The following day is a longer one, with Frank riding with Marcus (Ving Rhames), an excitable man with deeply religious convictions. When confronted with a victim of Red Death, who has been dead for several minutes, Marcus channels his religious energy and gets the man to pull through. On the final day, Frank is put with the Tom (Tom Sizemore), a rowdy man with violent tendencies. Meanwhile, regulars in the form of a local drug addict named Noel (Marc Anthony) and a rancid-smelling alcoholic serve as recurring calls for Frank, as predictable as his tendency to drink in the ambulance and reach a breaking point when the clock strikes the wee hours of the morning.
Frank is played by Nicolas Cage in the most astounding performance I've seen from the man; the last time he was impressive was in Leaving Las Vegas. Cage is infrequently good in movies. He's one of the only actors I can think of who is more often great than he is good, but his greatness involves unearthing the depths of his own personal filmography. His performance as Frank is as physically challenging of a role as it is a mental one. The atmosphere Scorsese, writer Paul Schrader (working off of Joe Connelly's novel of the same name), and veteran cinematographer Robert Richardson (Scorsese's frequent collaborator) all manages to convey is one that has the potential to exhaust and cripple you within the first few minutes of the film. Schrader puts the pressure of an overworked, undernourished paramedic on you, and also on Cage, filling your eyes with images of crowded hospitals and unbridled filth, while Scorsese and Richardson drive it all home by presenting it with the rawest of details.

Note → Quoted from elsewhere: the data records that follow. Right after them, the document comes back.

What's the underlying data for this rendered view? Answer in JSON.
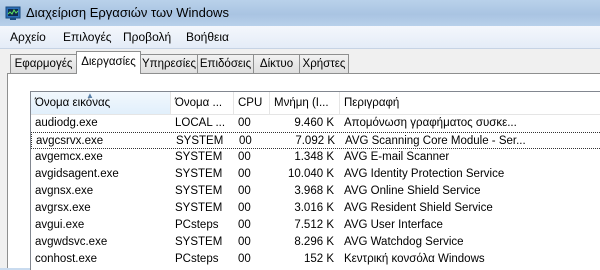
{
  "window": {
    "title": "Διαχείριση Εργασιών των Windows",
    "icon": "task-manager-icon"
  },
  "menu": [
    "Αρχείο",
    "Επιλογές",
    "Προβολή",
    "Βοήθεια"
  ],
  "tabs": [
    {
      "label": "Εφαρμογές",
      "active": false
    },
    {
      "label": "Διεργασίες",
      "active": true
    },
    {
      "label": "Υπηρεσίες",
      "active": false
    },
    {
      "label": "Επιδόσεις",
      "active": false
    },
    {
      "label": "Δίκτυο",
      "active": false
    },
    {
      "label": "Χρήστες",
      "active": false
    }
  ],
  "table": {
    "columns": [
      "Όνομα εικόνας",
      "Όνομα ...",
      "CPU",
      "Μνήμη (I...",
      "Περιγραφή"
    ],
    "sorted_column": 0,
    "rows": [
      [
        "audiodg.exe",
        "LOCAL ...",
        "00",
        "9.460 K",
        "Απομόνωση γραφήματος συσκε..."
      ],
      [
        "avgcsrvx.exe",
        "SYSTEM",
        "00",
        "7.092 K",
        "AVG Scanning Core Module - Ser..."
      ],
      [
        "avgemcx.exe",
        "SYSTEM",
        "00",
        "1.348 K",
        "AVG E-mail Scanner"
      ],
      [
        "avgidsagent.exe",
        "SYSTEM",
        "00",
        "10.040 K",
        "AVG Identity Protection Service"
      ],
      [
        "avgnsx.exe",
        "SYSTEM",
        "00",
        "3.968 K",
        "AVG Online Shield Service"
      ],
      [
        "avgrsx.exe",
        "SYSTEM",
        "00",
        "3.016 K",
        "AVG Resident Shield Service"
      ],
      [
        "avgui.exe",
        "PCsteps",
        "00",
        "7.512 K",
        "AVG User Interface"
      ],
      [
        "avgwdsvc.exe",
        "SYSTEM",
        "00",
        "8.296 K",
        "AVG Watchdog Service"
      ],
      [
        "conhost.exe",
        "PCsteps",
        "00",
        "152 K",
        "Κεντρική κονσόλα Windows"
      ]
    ],
    "selected_row": 1
  }
}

The scenes at the hospital are the most terrifying because they are realistic. Mercy is an overcrowded facility with tired doctors, distraught family members, and security guard donning sunglasses who refers to himself in the third person. Patients, usually drug addicts, cry for a cup of water, and a receptionist coldly tells a drug user that when he inevitably chooses to leave the hospital and inject the same poison into his body that brought him to Mercy, next time, do it in a different city. When checking up on Mary's father, Frank is disturbed by voices from the conscious but drugged elderly man to pull the plug and end his misery, tempting Frank to do arguably the last good thing he can for a man whose life is in dire straits.
Bringing Out the Dead is an emotionally honest look at a job that brings work that's never done and solace that's scarcely achieved. It's a nightmarish work of dirty realism that may not be so dirty upon further examination. Outside of mob-movies based on Nicholas Pileggi novels, the film stands as Scorsese's best work.
Starring: Nicolas Cage, Patricia Arquette, John Goodman, Ving Rhames, Tom Sizemore, and Marc Anthony. Directed by: Martin Scorsese.